Bread is among the most commonly eaten foods worldwide. There are different varieties, shapes, sizes, textures, and ingredients of bread available on the market. It is one of the oldest prepared foods.
White bread is made from flour located in the central core of wheat. It is the most commonly consumed bread, but presents many health risks. White bread usually contains refined flour, which is reported to be associated with adverse health effects such as the onset of cardio-metabolic diseases. Many nutrients are lost during the refining process, e.g. calcium, iron, and B vitamins. White bread also has a high carbohydrate content; its starches are easily broken down and converted to sugar, which can significantly increase blood glucose levels. A research study published online in the year 2014 in BMC Public Health concluded that eating two or more portions of white bread daily is directly related to an increased risk of becoming overweight and obese.
A study published in PloS Med in 2007 states that high glycemic index foods, which can cause substantial spikes in blood glucose levels, can lead to an increase in risk of type 2 diabetes. White bread has a high (70) glycemic index, which is a numerical measurement used to illustrate a food's effect on blood glucose. A high score means that more insulin is created and can aggravate type II diabetes.
White bread contains phytic acid which has been illustrated in scientific articles to impair the absorption of minerals and other trace elements such as calcium, iron, and magnesium in the body. A study carried out by Bohn, et.al., published in the American Journal of Clinical Nutrition in 2004, supports this claim.
White bread may have adverse health effects, but not all breads are unhealthy. Consuming whole grain or multigrain breads can be beneficial. A study published in the Journal of Nutrition in 2015 found that enriched cereal based breads contribute to the reduction of hunger by increasing the feeling of satiety. It also illustrated improved responses to glycemic, gastrointestinal, and insulinemic hormones in healthy adults, which basically means it is healthful.
There are different types of breads available in the market that could be considered healthy such as whole wheat, brown, and multigrain bread. The USDA recommends the replacement of refined foods with whole grain foods. Whole grain and multigrain breads contain various vitamins and minerals along with fiber. These breads also help to reduce blood cholesterol levels. On the other hand, compared to a whole grain bread like whole wheat bread, white bread lacks 30 essential nutrients and also contains added sugars (i.e. empty calories).
Bread is part of the daily diet of many cultures and making healthy bread choices is essential. The kind of bread consumed could make all the difference to the overall health of an individual. Making heathier bread choices, as several studies show, could potentially lead to a decreased risk of heart disease and type II diabetes.

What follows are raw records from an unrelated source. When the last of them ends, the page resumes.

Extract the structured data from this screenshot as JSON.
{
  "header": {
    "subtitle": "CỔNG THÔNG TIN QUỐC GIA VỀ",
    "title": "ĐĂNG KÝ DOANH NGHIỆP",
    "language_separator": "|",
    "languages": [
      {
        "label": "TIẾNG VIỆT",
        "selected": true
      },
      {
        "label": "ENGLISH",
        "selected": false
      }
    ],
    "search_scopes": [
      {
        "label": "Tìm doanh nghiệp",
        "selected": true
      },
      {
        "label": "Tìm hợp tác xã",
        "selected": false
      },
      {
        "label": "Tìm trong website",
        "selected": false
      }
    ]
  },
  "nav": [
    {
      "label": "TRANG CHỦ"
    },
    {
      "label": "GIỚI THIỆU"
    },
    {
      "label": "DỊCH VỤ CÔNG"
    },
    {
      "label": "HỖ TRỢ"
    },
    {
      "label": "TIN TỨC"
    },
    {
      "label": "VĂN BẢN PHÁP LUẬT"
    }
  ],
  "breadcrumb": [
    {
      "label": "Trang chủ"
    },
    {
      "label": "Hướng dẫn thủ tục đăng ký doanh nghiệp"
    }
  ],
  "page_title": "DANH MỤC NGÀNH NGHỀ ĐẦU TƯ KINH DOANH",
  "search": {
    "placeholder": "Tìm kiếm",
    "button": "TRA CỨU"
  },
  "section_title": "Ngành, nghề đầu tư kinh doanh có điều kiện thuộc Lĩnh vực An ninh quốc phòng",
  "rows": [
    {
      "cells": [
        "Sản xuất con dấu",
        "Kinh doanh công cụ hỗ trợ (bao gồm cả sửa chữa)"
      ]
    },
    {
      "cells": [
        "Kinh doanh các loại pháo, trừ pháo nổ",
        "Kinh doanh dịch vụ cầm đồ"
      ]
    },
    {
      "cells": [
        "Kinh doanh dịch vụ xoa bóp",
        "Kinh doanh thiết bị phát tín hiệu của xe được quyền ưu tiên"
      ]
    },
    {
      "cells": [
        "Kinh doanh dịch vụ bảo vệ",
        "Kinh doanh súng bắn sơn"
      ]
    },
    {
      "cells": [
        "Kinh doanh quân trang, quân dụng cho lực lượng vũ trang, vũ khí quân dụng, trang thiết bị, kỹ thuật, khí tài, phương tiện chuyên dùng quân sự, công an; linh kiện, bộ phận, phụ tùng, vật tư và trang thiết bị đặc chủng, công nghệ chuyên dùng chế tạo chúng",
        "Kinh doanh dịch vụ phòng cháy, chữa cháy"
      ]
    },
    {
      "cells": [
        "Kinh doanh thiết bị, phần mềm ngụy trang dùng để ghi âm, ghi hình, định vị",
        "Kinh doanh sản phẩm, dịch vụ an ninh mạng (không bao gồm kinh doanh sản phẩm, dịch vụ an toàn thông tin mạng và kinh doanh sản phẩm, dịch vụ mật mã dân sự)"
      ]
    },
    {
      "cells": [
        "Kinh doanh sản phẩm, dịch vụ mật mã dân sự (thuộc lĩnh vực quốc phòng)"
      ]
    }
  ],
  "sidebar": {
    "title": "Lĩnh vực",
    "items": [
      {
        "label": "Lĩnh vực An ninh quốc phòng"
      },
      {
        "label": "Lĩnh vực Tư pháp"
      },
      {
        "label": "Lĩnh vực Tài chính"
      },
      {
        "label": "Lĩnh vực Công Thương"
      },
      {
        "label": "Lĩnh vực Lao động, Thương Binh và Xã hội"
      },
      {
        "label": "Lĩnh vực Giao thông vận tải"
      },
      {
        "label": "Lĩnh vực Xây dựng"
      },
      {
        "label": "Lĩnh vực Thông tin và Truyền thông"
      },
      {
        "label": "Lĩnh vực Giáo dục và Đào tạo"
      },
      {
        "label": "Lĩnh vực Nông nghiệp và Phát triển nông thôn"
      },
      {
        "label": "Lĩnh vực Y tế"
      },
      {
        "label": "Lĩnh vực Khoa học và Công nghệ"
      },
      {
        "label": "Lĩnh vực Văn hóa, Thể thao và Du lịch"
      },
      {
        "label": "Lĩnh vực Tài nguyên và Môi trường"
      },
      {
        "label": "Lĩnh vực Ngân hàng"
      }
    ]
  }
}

Anton, et.al (2015). An enriched, cereal-based bread affects appetite ratings and glycemic, insulinemic, and gastrointestinal hormone responses in healthy adults in a randomized, controlled trial. The Journal of Nutrition 145(2):231-238. Retrieved from http://europepmc.org/abstract/MED/25644342
Corchon, et.al(2014). Glycemic load, glycemic index, bread and incidence of overweight/obesity in a Mediterranean cohort: the SUN project. BMC Public health 14:1091. Retrieved from http://www.ncbi.nlm.nih.gov/pubmed/25335643
Glycemic Index and Diabetes. Retrieved from http://www.diabetes.org/food-and-fitness/food/what-can-i-eat/understanding-carbohydrates/glycemic-index-and-diabetes.html
Bohn, et.al (2004). Phytic acid added to white-wheat bread inhibits fractional apparent magnesium absorption in humans. American Journal of Clinical Nutrition 79(3):418-23. Retrieved from http://www.ncbi.nlm.nih.gov/pubmed/14985216
Pilkington, N. White Bread vs Whole Wheat - Any Questions? Retrieved from http://www.healthguidance.org/entry/5153/1/White-Bread-vs-Whole-Wheat---Any-Questions.html
Tips to Help You Eat Whole Grains. Retrieved from http://www.choosemyplate.gov/food-groups/grains-tips.html
Carbohydrates and Blood Sugar. Retrieved from http://www.hsph.harvard.edu/nutritionsource/carbohydrates/carbohydrates-and-blood-sugar/#ref2
De Munter, J.S., Hu, F.B., Spiegelman, D., Franz, M., & van Dam, R.M. (2007). Whole grain, bran, and germ intake and risk of type 2 diabetes: a prospective cohort study and systematic review. PloS Med, 4(8), pp. e261. Retrieved from http://www.ncbi.nlm.nih.gov/pubmed/17760498